For a start it is genuinely funny, at times laugh-out-loud funny, and operatic comedy is the trickiest of all genres to master. It is ostensibly written for children, but as in Hansel and Gretel and Britten's works for youngsters, it has real musical substance to engage and reward adults. Proof in the eating: at Music Theatre Wales' premiere last Thursday, an audience of all ages was hanging on every word, every note, especially as the programme quite rightly printed only a sketchy synopsis.

You had to listen, and wanted to. The libretto is by Martin Riley, greatly experienced in children's drama, and he tells the story with as anti-heroic tone as Birtwistle's take on the Gawain epic. But the protagonist is Gwyneth, a peasant's daughter who leaves home in her father's clothes, and longs to be a knight of the Round Table. Prudently changing her name to Gareth, she is taken on as squire by Gawain, characterised as a likeable prat. King Arthur, Lancelot (a less likeable prat), Morgan le Fay, her mischievous son Mordred (treble, an angelic choir-boy when first seen, but soon going to the bad), the Green Knight, all are there, but Gwyneth/Gareth is nearly always one step ahead, saving the situation time and again. She is revealed as a girl half way through, a masterstroke, since for the rest of the opera the male adults have to come to terms with this. No sloppy Happy End: Gawain, who has learnt a thing or two and become less of a prat, sponsors her reception as a Knight, no more.

Plowman's score, in no sense written down to children, hovers between modern and Post-Modern. She doesn't scorn pastiche, which is always useful in comedy: there's some mock-medieval, and a Bernstein big Tune or Two. And lots of really beautiful music, including a melancholy aria for the abandoned Father and a Lament for the dead (actually not) Gawain, which sounds like Monteverdi realised by Britten.

Occasionally she lets her determination to move on get the better of her: there's a lovely little duet for Gwyneth and Gawain with solo violin but it only lasts for a handful of bars.
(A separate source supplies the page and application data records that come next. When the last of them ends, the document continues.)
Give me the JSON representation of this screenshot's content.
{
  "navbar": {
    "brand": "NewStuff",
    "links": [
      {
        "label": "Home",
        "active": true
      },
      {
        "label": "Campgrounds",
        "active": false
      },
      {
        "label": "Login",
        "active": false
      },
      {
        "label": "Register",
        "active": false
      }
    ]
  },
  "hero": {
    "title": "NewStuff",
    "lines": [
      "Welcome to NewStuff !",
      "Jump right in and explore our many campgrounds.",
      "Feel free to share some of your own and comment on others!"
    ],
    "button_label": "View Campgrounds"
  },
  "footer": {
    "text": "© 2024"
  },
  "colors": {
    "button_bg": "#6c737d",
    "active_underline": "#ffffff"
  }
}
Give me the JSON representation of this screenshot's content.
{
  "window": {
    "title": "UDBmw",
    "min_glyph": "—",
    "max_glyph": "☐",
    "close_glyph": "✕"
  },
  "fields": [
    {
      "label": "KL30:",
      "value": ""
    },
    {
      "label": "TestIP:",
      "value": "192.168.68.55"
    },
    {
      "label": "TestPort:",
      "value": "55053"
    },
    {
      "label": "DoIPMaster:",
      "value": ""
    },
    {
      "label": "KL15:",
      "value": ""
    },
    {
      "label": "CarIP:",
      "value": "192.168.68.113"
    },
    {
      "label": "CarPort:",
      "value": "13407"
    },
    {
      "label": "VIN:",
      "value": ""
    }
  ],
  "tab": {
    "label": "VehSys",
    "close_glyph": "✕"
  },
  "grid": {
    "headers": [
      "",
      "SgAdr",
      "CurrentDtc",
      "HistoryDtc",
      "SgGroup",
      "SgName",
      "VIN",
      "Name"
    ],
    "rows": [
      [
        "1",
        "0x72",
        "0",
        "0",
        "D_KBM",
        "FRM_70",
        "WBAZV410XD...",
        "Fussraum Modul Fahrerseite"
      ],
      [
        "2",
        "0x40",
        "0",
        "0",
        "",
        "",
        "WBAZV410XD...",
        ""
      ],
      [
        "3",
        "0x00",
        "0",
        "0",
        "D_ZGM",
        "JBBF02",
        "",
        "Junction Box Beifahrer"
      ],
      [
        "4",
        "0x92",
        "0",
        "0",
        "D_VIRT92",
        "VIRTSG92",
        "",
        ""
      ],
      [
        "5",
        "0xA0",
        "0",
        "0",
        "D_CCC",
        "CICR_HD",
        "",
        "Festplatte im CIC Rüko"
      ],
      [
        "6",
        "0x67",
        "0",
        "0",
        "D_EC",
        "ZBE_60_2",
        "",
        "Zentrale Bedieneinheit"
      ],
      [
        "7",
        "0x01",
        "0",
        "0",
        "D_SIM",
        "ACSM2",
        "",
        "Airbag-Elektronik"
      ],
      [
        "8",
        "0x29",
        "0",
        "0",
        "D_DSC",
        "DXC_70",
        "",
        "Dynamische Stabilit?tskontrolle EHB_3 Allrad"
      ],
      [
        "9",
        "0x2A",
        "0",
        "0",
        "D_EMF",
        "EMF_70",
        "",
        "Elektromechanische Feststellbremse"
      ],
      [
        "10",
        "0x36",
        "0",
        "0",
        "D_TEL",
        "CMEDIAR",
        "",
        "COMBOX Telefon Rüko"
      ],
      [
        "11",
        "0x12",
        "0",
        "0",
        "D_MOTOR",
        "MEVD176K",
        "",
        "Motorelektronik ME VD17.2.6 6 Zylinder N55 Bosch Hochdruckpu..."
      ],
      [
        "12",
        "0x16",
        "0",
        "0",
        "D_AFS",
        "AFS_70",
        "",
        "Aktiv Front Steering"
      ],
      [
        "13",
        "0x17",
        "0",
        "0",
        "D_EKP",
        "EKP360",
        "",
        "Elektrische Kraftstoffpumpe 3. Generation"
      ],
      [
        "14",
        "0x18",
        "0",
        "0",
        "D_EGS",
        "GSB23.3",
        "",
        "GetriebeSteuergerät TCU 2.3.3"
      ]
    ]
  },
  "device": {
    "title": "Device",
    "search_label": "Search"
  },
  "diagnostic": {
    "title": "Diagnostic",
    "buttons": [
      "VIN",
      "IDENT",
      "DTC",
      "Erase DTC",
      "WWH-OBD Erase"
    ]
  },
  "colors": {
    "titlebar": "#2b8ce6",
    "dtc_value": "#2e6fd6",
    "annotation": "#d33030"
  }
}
It should be thrice as long. Problems? Only moments of over-scoring for chamber orchestra; writing for soprano in the middle register accompanied by brass is not too good an idea. Words went missing.

Plowman could not have enjoyed a better premiere production. The director Michael McCarthy exercised iron control over the humour, and there was never any danger of it slipping over into cuteness. Sinead Pratschke (Gwyneth ) and Ashley Catling (Gawain) are as good actors as they are singers. Steffan Lloyd-Evans was a wicked Mordred, Kathryn Turpin an alluring Morgan le Fay, Richard Wiegold a thunderous Green Knight. Fine conducting (Michael Rafferty) and design (Simon Banham).

This enchanting show is touring to Cardiff, Mold and Swansea for the next ten days only. It must be revived at once, and given far wider currency.

The Times Tuesday 16 April 2002 (Rodney Milnes) ****